“The data show we can do something about upward mobility,” Chetty told The Times. “Every extra year of childhood spent in a better neighborhood seems to matter.” Because each year had an impact, the research showed a teenagers’s year in a better neighborhood mattered as much as a younger child’s year. Chetty and Hendren reexamined Moving to Opportunity, and with longer-term and more recent data, found that those children too benefited financially as adults.
Places most conducive to upward mobility shared several traits: good elementary schools, stable families, high levels of civic involvement, less income inequality, and more residential integration of affluent, middle income and low income families. Future prospects for low income children varied significantly depending on location. . For instance, data showed the probability of a child reaching the top quintile of the national income distribution starting from a family in the bottom quintile is 4.4 percent in Charlotte but 12.9 percent in San Jose.
Areas that fostered measurable upward mobility for poor kids included large cities—San Francisco, San Diego, Salt Lake City, and Providence, R.I., and suburban counties such as Fairfax, VA, Bergen, NJ, Bucks, PA, and Macomb, MI.

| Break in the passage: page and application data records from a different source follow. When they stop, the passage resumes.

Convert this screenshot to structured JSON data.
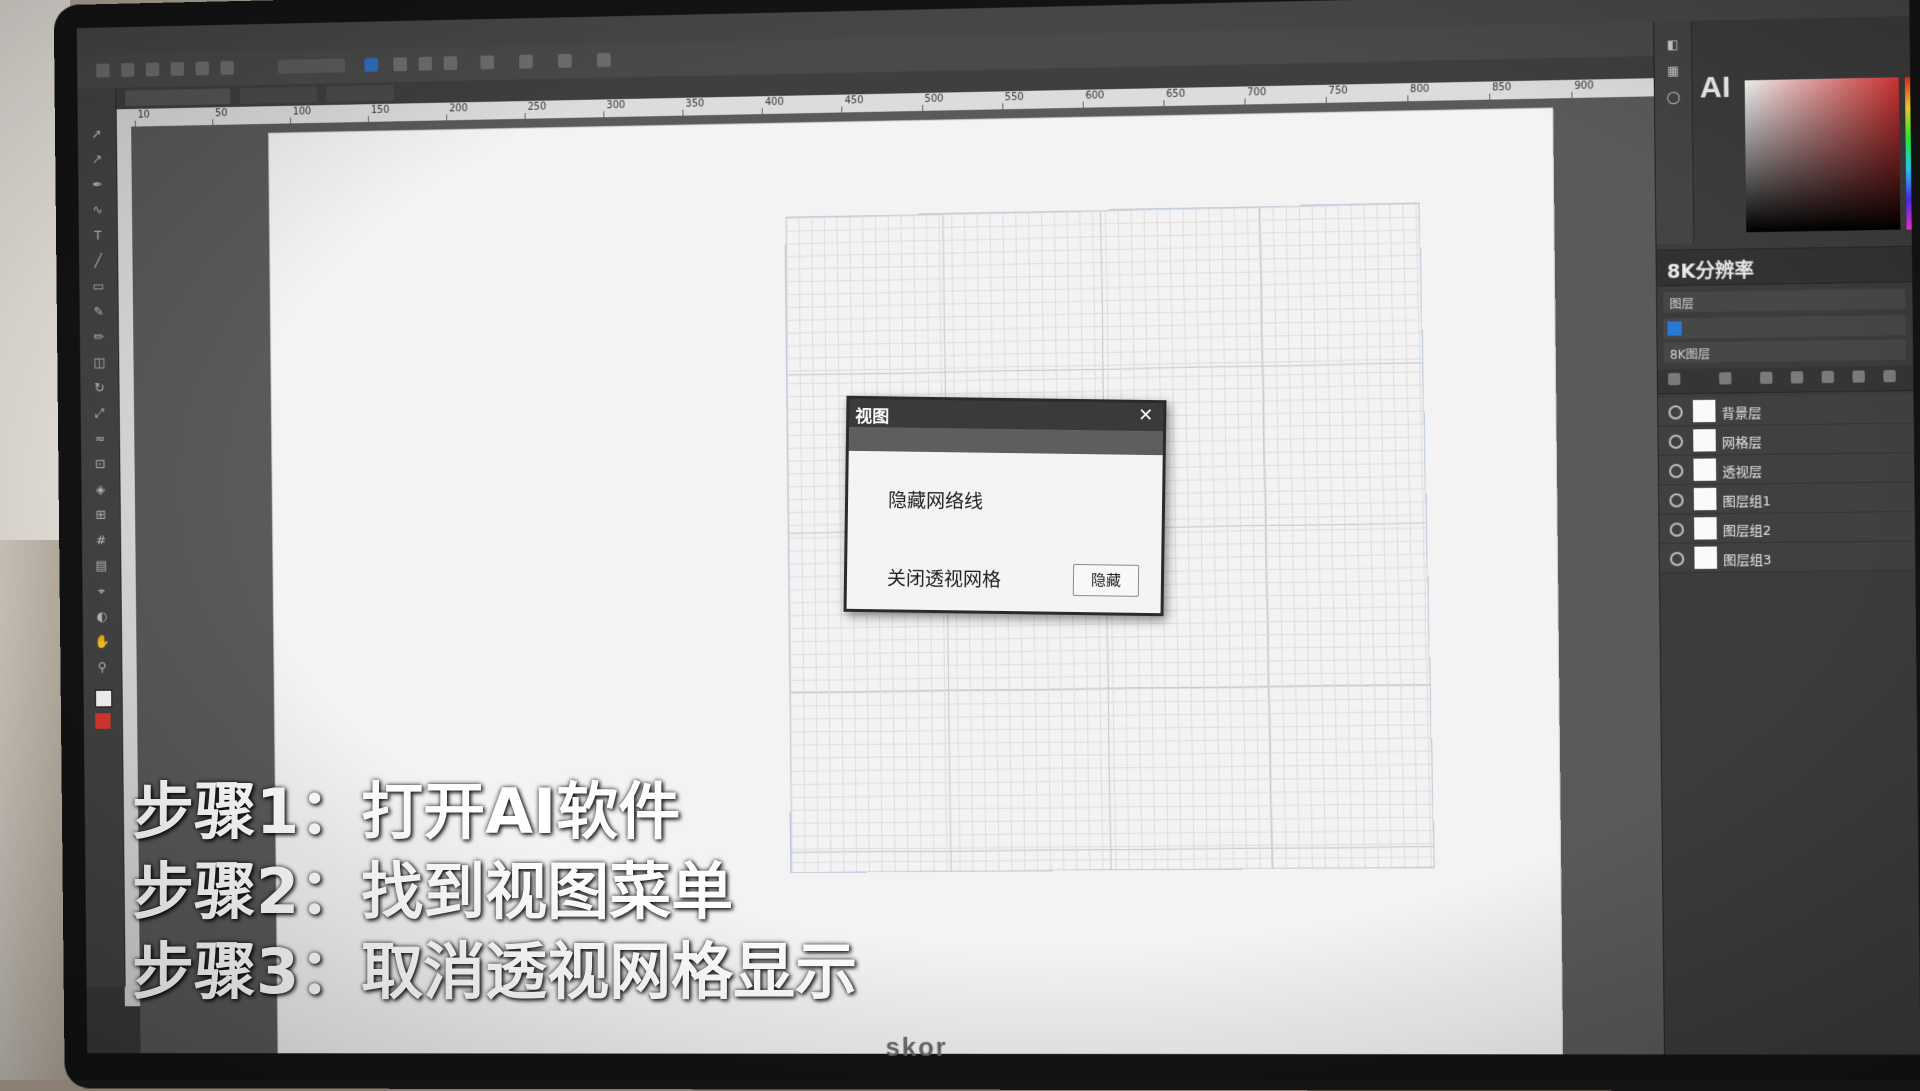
{
  "app": {
    "menu": [
      "",
      "",
      "",
      "",
      "",
      "",
      "",
      "",
      "",
      "",
      ""
    ],
    "logo_text": "AI",
    "brand": "skor"
  },
  "ruler": {
    "top_ticks": [
      "10",
      "50",
      "100",
      "150",
      "200",
      "250",
      "300",
      "350",
      "400",
      "450",
      "500",
      "550",
      "600",
      "650",
      "700",
      "750",
      "800",
      "850",
      "900"
    ]
  },
  "panel": {
    "section_title": "8K分辨率",
    "rows": [
      {
        "label": "图层",
        "value": ""
      },
      {
        "label": "",
        "value": ""
      },
      {
        "label": "8K图层",
        "value": ""
      }
    ],
    "layers": [
      {
        "name": "背景层"
      },
      {
        "name": "网格层"
      },
      {
        "name": "透视层"
      },
      {
        "name": "图层组1"
      },
      {
        "name": "图层组2"
      },
      {
        "name": "图层组3"
      }
    ]
  },
  "dialog": {
    "title": "视图",
    "close_icon": "close-icon",
    "option_hide": "隐藏网络线",
    "option_close": "关闭透视网格",
    "button": "隐藏"
  },
  "captions": {
    "step1": "步骤1：打开AI软件",
    "step2": "步骤2：找到视图菜单",
    "step3": "步骤3：取消透视网格显示"
  },
  "colors": {
    "accent": "#2a78d6",
    "panel_bg": "#3c3c3c",
    "artboard": "#f3f3f3"
  }
}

Researchers found low income children from Baltimore faced the worst odds of escaping poverty. Boys who grew up poor in Baltimore earned 25 percent less as adults than similar low-income boys who were born there and moved away as children. Other places where poor kids faced daunting odds included areas of some of the nation’s biggest cities, including Atlanta, Chicago, Los Angeles, Milwaukee, The Bronx and parts of Manhattan. The Times published charts showing how childhood location influenced adult income. See The Times interactive map on the best and worst places for upward mobility. The researchers’ Equality of Opportunity Project has a wealth of information, including a listing of the future income impact for poor kids in the country’s 100 largest counties.